** DATA follows **
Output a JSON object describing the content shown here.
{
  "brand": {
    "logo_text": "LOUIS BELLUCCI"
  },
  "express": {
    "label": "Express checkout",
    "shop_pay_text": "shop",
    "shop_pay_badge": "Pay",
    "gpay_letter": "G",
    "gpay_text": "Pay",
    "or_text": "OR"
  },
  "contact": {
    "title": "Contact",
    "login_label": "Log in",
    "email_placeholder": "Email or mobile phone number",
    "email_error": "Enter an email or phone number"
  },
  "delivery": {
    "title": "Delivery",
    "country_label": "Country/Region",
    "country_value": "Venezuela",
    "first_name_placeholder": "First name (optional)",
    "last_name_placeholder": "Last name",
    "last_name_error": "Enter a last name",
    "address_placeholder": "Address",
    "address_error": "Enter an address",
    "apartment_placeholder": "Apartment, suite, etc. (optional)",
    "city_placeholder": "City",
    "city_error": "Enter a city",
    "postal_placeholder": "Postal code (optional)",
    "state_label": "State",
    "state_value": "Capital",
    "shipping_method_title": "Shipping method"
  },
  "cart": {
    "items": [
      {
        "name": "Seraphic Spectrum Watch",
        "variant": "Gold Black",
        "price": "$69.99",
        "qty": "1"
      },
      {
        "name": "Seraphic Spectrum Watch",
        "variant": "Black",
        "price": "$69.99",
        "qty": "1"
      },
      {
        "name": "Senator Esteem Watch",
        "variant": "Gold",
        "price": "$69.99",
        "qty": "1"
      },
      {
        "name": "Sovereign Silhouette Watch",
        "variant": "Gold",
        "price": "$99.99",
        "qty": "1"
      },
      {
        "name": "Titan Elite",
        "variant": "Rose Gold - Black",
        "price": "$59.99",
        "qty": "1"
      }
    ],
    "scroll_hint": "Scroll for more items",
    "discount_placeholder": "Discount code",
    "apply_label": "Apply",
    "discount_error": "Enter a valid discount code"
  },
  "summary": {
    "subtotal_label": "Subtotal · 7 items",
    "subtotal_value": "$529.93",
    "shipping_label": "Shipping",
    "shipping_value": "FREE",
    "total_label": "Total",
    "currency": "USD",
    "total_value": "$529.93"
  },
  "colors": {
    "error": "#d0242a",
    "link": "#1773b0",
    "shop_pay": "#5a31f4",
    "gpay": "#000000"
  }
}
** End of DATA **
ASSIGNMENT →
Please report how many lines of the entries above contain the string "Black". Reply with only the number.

RESPONSE TO THIS EXERCISE →
3